Legow was part of a local coalition of boaters, property owners, and BoatUS that pressed state legislators to address the growing problem.
"We were told by local officials that their hands were tied.
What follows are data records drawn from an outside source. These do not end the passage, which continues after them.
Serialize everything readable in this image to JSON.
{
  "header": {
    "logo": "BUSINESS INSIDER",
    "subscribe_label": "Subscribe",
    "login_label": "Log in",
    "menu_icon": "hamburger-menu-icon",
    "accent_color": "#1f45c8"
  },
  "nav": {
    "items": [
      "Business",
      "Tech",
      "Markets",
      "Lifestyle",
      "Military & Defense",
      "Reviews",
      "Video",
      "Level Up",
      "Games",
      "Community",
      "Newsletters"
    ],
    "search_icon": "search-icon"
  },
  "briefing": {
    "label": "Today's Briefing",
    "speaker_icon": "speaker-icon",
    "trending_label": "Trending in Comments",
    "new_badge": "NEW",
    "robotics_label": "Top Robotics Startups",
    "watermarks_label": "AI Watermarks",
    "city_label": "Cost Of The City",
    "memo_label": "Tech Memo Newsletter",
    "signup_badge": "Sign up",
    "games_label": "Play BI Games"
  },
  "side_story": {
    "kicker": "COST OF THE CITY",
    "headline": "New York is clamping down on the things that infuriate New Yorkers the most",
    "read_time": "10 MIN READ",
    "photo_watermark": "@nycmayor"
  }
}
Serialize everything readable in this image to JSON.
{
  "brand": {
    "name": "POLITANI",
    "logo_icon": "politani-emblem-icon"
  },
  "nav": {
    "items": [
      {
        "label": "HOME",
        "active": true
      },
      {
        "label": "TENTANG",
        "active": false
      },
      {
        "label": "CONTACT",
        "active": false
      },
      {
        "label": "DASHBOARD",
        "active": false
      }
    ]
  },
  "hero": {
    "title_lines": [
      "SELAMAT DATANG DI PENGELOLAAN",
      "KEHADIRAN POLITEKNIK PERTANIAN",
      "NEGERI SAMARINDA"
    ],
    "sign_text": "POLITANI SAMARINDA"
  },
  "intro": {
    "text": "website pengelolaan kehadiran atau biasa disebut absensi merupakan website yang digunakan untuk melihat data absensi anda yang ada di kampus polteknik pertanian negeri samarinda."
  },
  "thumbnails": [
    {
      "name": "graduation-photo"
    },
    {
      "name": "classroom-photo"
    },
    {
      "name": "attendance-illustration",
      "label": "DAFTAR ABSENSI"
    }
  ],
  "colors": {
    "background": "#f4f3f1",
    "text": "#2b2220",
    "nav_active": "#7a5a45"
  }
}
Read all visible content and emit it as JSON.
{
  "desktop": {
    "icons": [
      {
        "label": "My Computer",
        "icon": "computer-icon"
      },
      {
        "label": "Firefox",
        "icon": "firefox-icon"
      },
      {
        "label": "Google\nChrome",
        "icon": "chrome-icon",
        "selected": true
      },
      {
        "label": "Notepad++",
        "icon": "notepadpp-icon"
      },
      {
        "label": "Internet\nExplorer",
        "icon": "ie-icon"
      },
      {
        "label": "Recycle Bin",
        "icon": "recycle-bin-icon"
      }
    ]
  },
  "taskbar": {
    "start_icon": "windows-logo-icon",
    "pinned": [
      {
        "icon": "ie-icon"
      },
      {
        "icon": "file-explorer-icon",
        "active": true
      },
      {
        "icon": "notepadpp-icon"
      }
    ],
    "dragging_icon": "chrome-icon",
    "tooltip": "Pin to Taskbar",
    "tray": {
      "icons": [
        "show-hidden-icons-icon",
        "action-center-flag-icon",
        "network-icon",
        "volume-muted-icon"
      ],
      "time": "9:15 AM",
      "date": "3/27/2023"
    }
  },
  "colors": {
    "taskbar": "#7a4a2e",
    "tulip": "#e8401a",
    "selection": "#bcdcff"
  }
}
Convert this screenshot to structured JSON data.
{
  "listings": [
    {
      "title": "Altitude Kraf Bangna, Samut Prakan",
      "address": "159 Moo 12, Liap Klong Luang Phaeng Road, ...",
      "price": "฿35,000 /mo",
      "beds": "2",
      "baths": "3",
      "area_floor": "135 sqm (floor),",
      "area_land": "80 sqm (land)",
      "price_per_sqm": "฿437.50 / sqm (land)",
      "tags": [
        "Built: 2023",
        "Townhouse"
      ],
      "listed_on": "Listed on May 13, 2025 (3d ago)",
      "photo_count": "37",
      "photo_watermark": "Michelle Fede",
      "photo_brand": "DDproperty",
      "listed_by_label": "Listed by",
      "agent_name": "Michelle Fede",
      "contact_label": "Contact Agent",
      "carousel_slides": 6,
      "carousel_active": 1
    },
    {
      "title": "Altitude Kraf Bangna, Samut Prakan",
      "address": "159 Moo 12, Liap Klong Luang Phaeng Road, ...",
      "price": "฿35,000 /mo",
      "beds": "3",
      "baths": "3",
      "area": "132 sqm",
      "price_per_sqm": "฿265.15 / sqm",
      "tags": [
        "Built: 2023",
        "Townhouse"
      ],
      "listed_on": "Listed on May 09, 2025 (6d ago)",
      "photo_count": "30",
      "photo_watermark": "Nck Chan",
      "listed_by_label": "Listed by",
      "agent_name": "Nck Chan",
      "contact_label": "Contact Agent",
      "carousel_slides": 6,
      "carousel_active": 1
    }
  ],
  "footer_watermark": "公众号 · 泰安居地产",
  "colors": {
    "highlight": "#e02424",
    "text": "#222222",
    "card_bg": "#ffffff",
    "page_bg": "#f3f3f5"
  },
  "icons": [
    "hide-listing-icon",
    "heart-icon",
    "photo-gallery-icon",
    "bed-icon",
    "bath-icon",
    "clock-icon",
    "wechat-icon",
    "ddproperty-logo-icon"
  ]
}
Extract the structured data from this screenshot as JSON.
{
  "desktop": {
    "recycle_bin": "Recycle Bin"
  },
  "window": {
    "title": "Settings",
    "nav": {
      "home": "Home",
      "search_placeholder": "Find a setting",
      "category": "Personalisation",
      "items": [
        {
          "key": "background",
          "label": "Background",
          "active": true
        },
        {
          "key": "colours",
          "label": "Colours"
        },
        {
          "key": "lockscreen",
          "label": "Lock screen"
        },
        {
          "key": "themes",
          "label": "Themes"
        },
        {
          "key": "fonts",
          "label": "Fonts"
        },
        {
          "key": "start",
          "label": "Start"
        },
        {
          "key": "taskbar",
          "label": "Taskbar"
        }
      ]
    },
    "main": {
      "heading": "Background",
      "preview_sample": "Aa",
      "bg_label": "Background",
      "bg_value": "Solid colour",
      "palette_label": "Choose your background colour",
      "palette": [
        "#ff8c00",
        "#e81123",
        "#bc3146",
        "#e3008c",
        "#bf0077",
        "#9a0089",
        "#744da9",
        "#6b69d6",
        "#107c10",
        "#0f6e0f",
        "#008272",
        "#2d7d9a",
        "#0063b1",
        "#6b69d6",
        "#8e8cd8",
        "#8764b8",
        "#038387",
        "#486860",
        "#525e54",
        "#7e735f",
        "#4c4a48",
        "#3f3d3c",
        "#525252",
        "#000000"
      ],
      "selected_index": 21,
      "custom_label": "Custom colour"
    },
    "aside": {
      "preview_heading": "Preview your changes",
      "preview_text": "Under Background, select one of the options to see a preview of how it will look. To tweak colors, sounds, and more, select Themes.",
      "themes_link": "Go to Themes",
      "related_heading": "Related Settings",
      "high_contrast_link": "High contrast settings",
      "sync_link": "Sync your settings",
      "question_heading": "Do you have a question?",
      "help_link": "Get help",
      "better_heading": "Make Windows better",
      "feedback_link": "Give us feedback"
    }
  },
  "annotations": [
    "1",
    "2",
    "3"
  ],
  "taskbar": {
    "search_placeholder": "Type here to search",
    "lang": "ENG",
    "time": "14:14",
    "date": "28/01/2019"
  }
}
I reached out to BoatUS to see how we could find a way to stop these boats that never move from overwhelming our waterways, while still making space for active cruising boaters to anchor."
This resulted is a bipartisan bill passed in 2021 sponsored by Florida State Sen. Tina Polski and State Rep. Wyman Duggan that allowed for the creation of anchoring limitation areas that need to adhere to specific criteria.
"Rep. Duggan and Sen. Polski deserve the credit for working with BoatUS and other cruising groups to strike the right balance on managing these areas," notes Kennedy.
The Hollywood anchoring ordinance is the first action at the local level since the revised anchoring limitation areas were put in place. "We anticipate there will be other counties in Florida that will take a look at places where they need more management," Kennedy says. "BoatUS will work with them to find the right balance."
For now, appropriate signs and markings will be put in place in North and South lakes to make cruising boaters aware of the anchorage limitation areas and the limits it places on remaining in the areas.
"Hollywood is a good example of what can go wrong when local governments are limited in how they can manage our shared waterways," is how Legow sees his local waters, particularly when it comes to safety in a state that is more vulnerable in hurricane season.